→ **WORK TO BE COMPLETED**: Your job is to return every line of the listing holding the string "Cpno".

→ **RECORDS TO USE**:
◇ ◇ ◇ ◇ ◇

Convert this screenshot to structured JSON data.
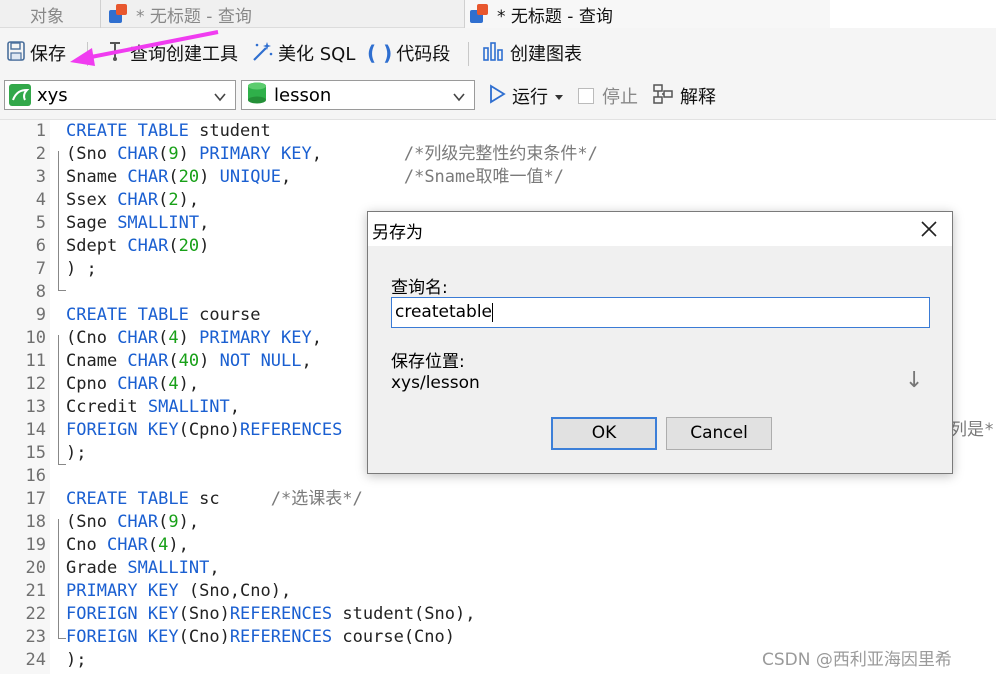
{
  "tabs": [
    {
      "label": "对象",
      "active": false
    },
    {
      "label": "* 无标题 - 查询",
      "active": false
    },
    {
      "label": "* 无标题 - 查询",
      "active": true
    }
  ],
  "toolbar": {
    "save_label": "保存",
    "query_builder_label": "查询创建工具",
    "beautify_label": "美化 SQL",
    "snippet_label": "代码段",
    "chart_label": "创建图表"
  },
  "selectors": {
    "connection": "xys",
    "database": "lesson",
    "run_label": "运行",
    "stop_label": "停止",
    "explain_label": "解释"
  },
  "editor": {
    "line_numbers": [
      "1",
      "2",
      "3",
      "4",
      "5",
      "6",
      "7",
      "8",
      "9",
      "10",
      "11",
      "12",
      "13",
      "14",
      "15",
      "16",
      "17",
      "18",
      "19",
      "20",
      "21",
      "22",
      "23",
      "24"
    ],
    "lines": [
      "CREATE TABLE student",
      "(Sno CHAR(9) PRIMARY KEY,        /*列级完整性约束条件*/",
      "Sname CHAR(20) UNIQUE,           /*Sname取唯一值*/",
      "Ssex CHAR(2),",
      "Sage SMALLINT,",
      "Sdept CHAR(20)",
      ") ;",
      "",
      "CREATE TABLE course",
      "(Cno CHAR(4) PRIMARY KEY,",
      "Cname CHAR(40) NOT NULL,",
      "Cpno CHAR(4),",
      "Ccredit SMALLINT,",
      "FOREIGN KEY(Cpno)REFERENCES",
      ");",
      "",
      "CREATE TABLE sc     /*选课表*/",
      "(Sno CHAR(9),",
      "Cno CHAR(4),",
      "Grade SMALLINT,",
      "PRIMARY KEY (Sno,Cno),",
      "FOREIGN KEY(Sno)REFERENCES student(Sno),",
      "FOREIGN KEY(Cno)REFERENCES course(Cno)",
      ");"
    ],
    "line14_tail": "列是*"
  },
  "dialog": {
    "title": "另存为",
    "name_label": "查询名:",
    "name_value": "createtable",
    "location_label": "保存位置:",
    "location_value": "xys/lesson",
    "ok_label": "OK",
    "cancel_label": "Cancel"
  },
  "watermark": "CSDN @西利亚海因里希",
  "colors": {
    "keyword": "#1a5fd1",
    "number": "#18a018",
    "comment": "#7a7a7a",
    "annotation_arrow": "#f03cf0",
    "focus_border": "#3c7fd8"
  },
  "icons": [
    "save-icon",
    "query-builder-icon",
    "magic-wand-icon",
    "code-snippet-icon",
    "chart-icon",
    "mysql-connection-icon",
    "database-icon",
    "play-icon",
    "dropdown-caret-icon",
    "stop-checkbox-icon",
    "explain-icon",
    "close-icon",
    "down-arrow-icon"
  ]
}
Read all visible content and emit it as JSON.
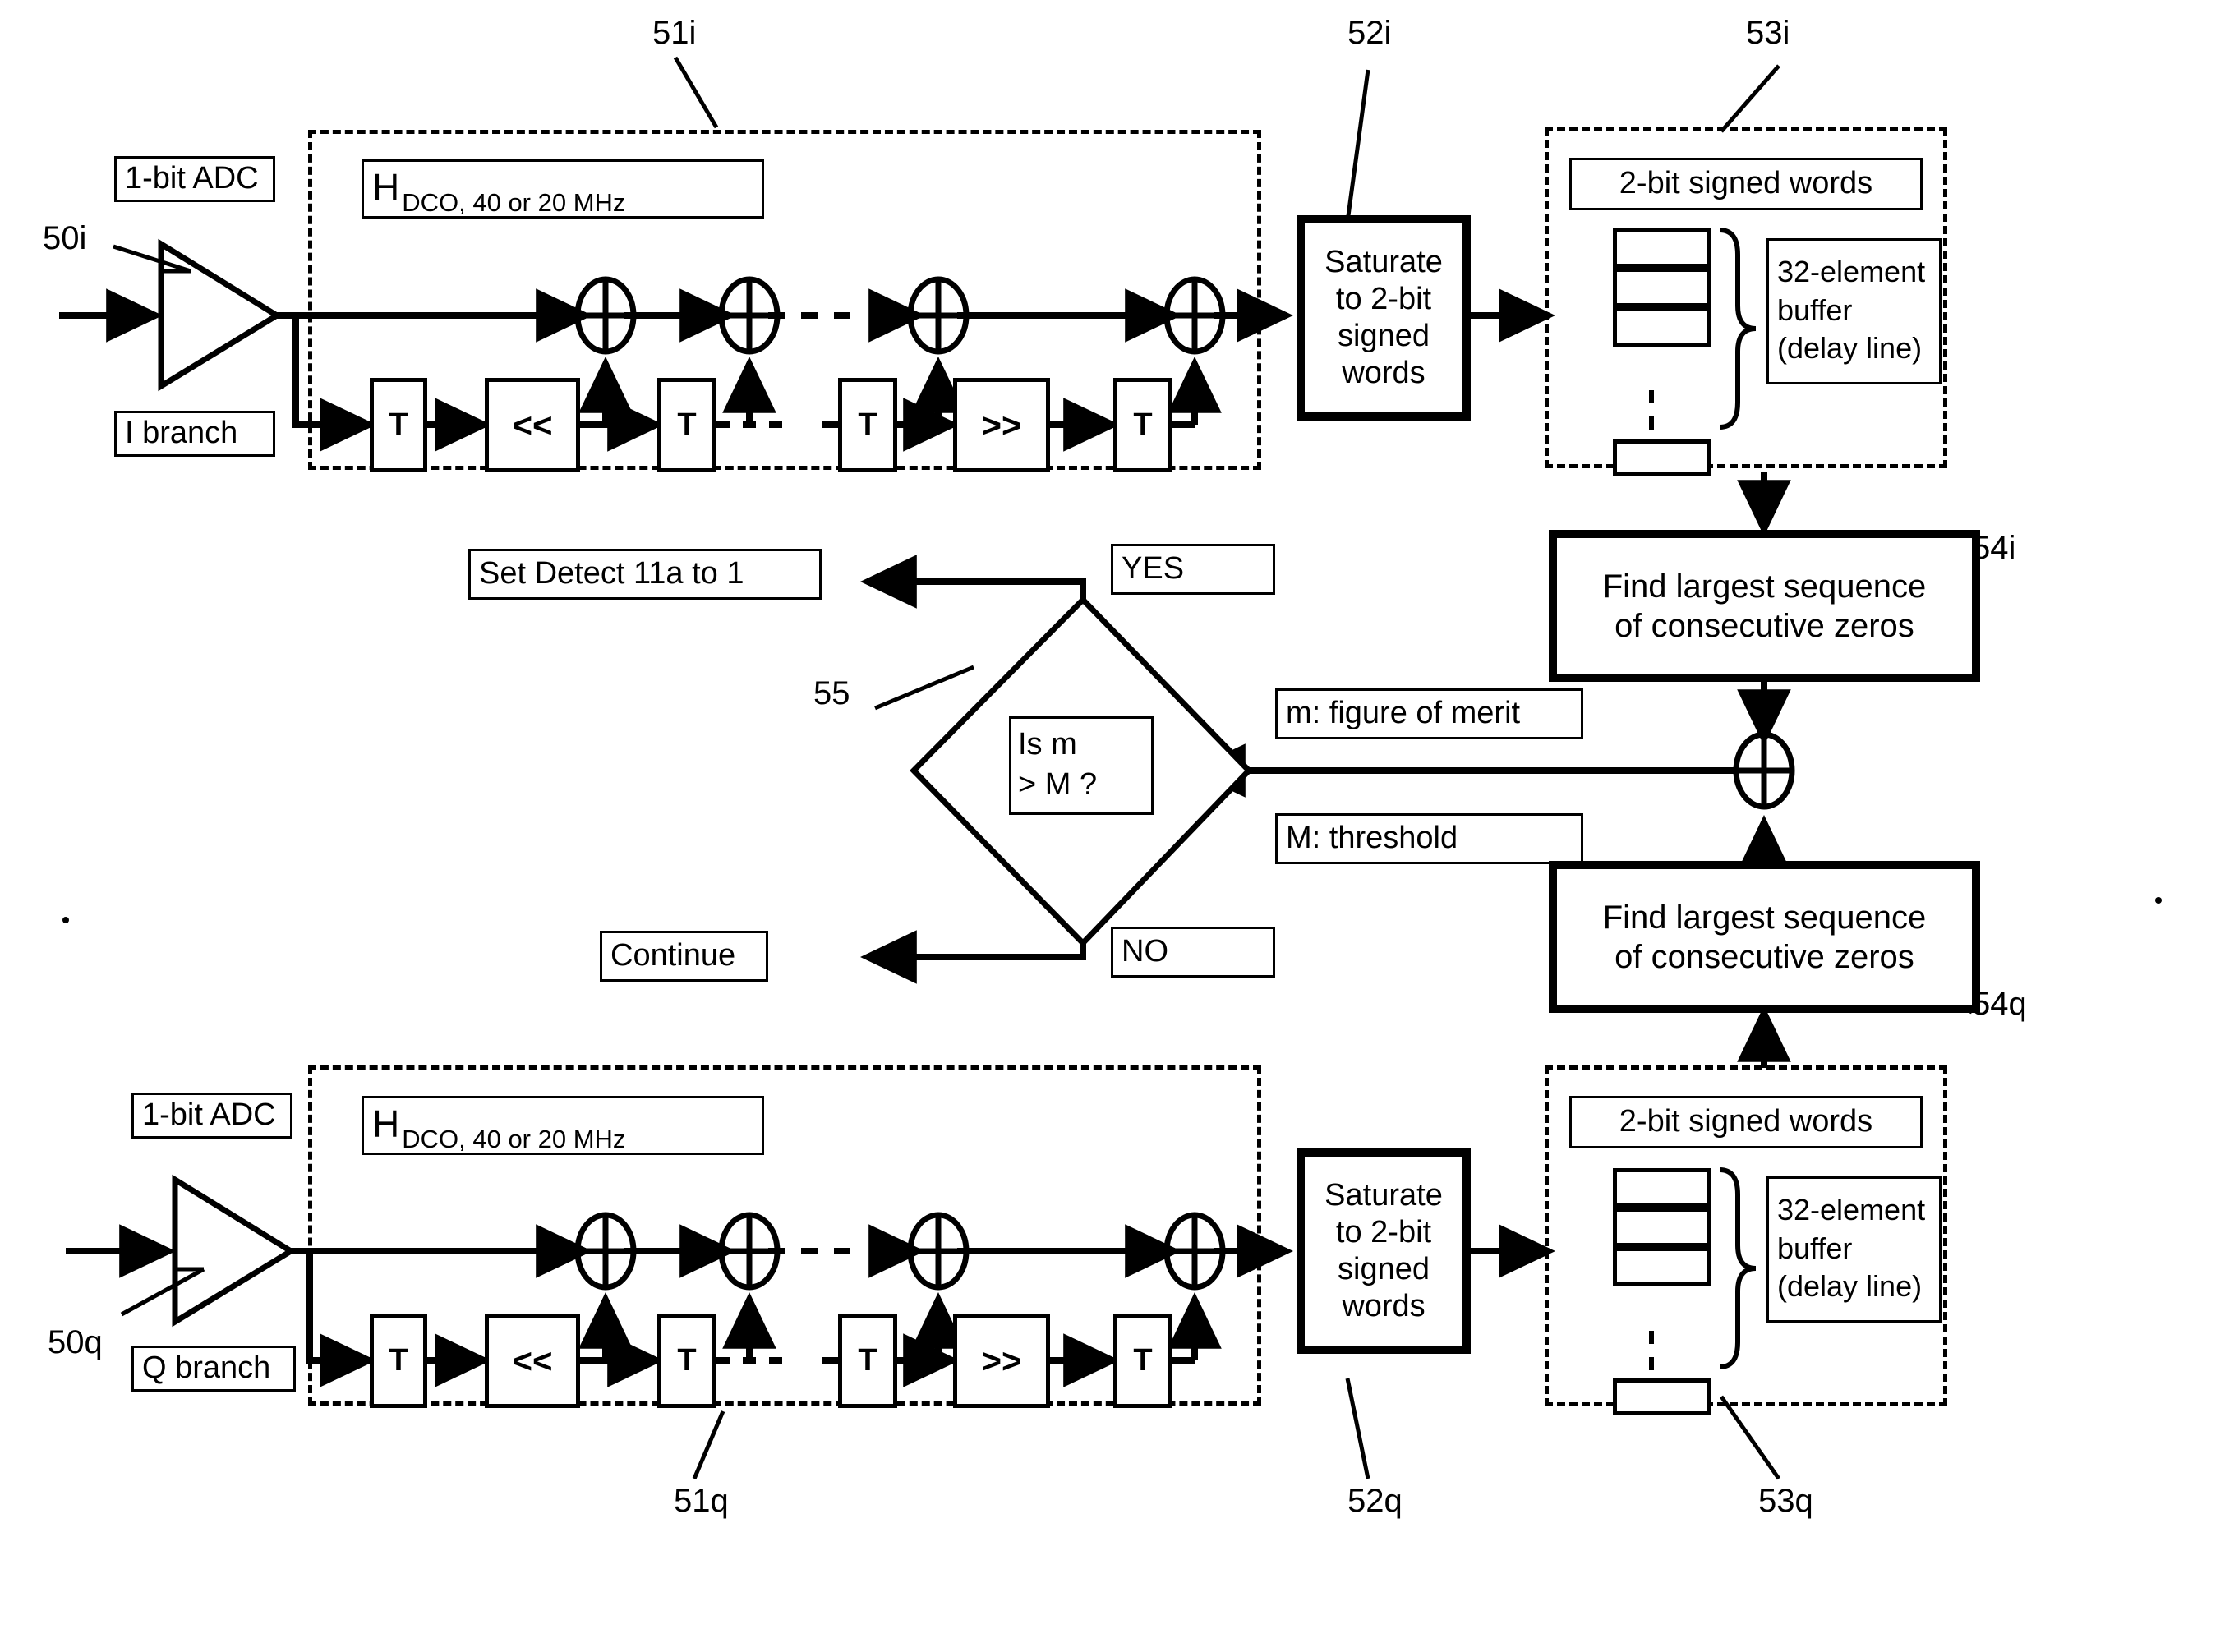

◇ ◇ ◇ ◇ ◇

→ **SOLUTION TO THIS PROBLEM**:
      "Cpno CHAR(4),",
      "FOREIGN KEY(Cpno)REFERENCES",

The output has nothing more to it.